Exercise input Block Start

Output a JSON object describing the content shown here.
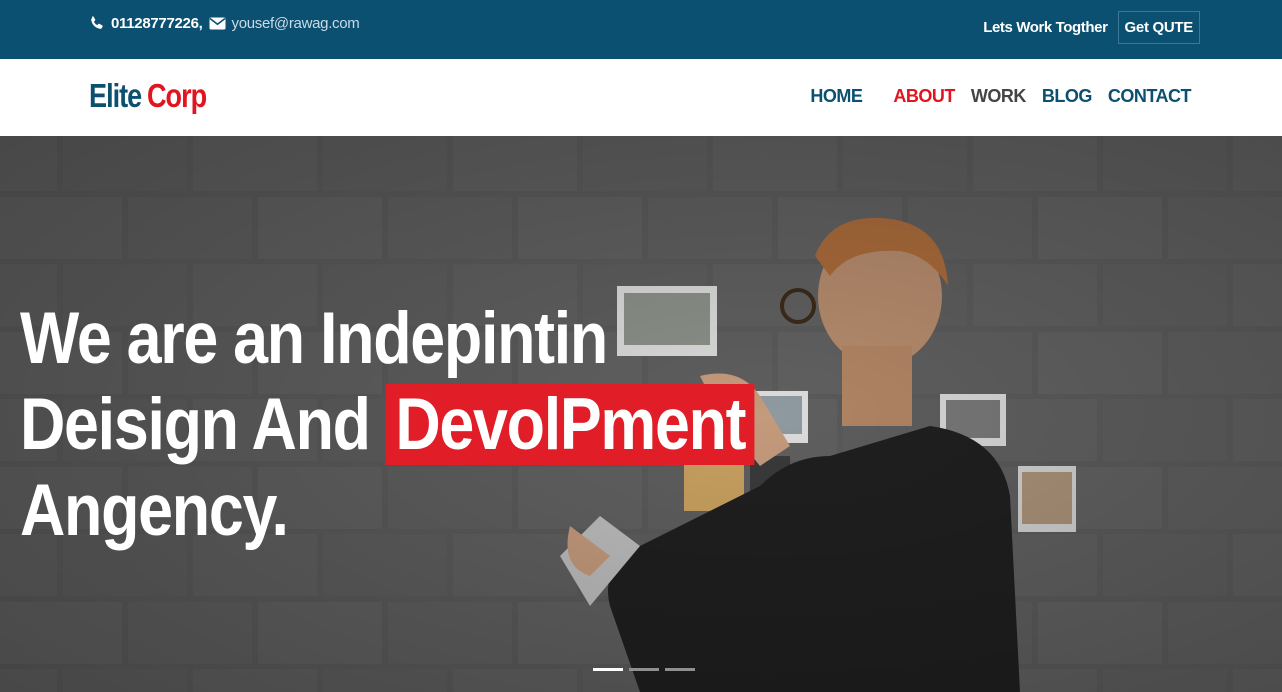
{
  "topbar": {
    "phone": "01128777226,",
    "email": "yousef@rawag.com",
    "work_text": "Lets Work Togther",
    "quote_button": "Get QUTE",
    "phone_icon": "phone-icon",
    "email_icon": "envelope-icon"
  },
  "brand": {
    "part1": "Elite",
    "part2": "Corp"
  },
  "nav": {
    "home": "HOME",
    "about": "ABOUT",
    "work": "WORK",
    "blog": "BLOG",
    "contact": "CONTACT"
  },
  "hero": {
    "line1": "We are an Indepintin",
    "line2_prefix": "Deisign And",
    "line2_highlight": "DevolPment",
    "line3": "Angency.",
    "slides_total": 3,
    "slide_active": 1
  },
  "colors": {
    "topbar_bg": "#0b5070",
    "accent_red": "#e0151f",
    "brand_blue": "#0b5070"
  }
}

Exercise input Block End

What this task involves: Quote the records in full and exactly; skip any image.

Task answer:
Output a JSON object describing the content shown here.
{
  "topbar": {
    "phone": "01128777226,",
    "email": "yousef@rawag.com",
    "work_text": "Lets Work Togther",
    "quote_button": "Get QUTE",
    "phone_icon": "phone-icon",
    "email_icon": "envelope-icon"
  },
  "brand": {
    "part1": "Elite",
    "part2": "Corp"
  },
  "nav": {
    "home": "HOME",
    "about": "ABOUT",
    "work": "WORK",
    "blog": "BLOG",
    "contact": "CONTACT"
  },
  "hero": {
    "line1": "We are an Indepintin",
    "line2_prefix": "Deisign And",
    "line2_highlight": "DevolPment",
    "line3": "Angency.",
    "slides_total": 3,
    "slide_active": 1
  },
  "colors": {
    "topbar_bg": "#0b5070",
    "accent_red": "#e0151f",
    "brand_blue": "#0b5070"
  }
}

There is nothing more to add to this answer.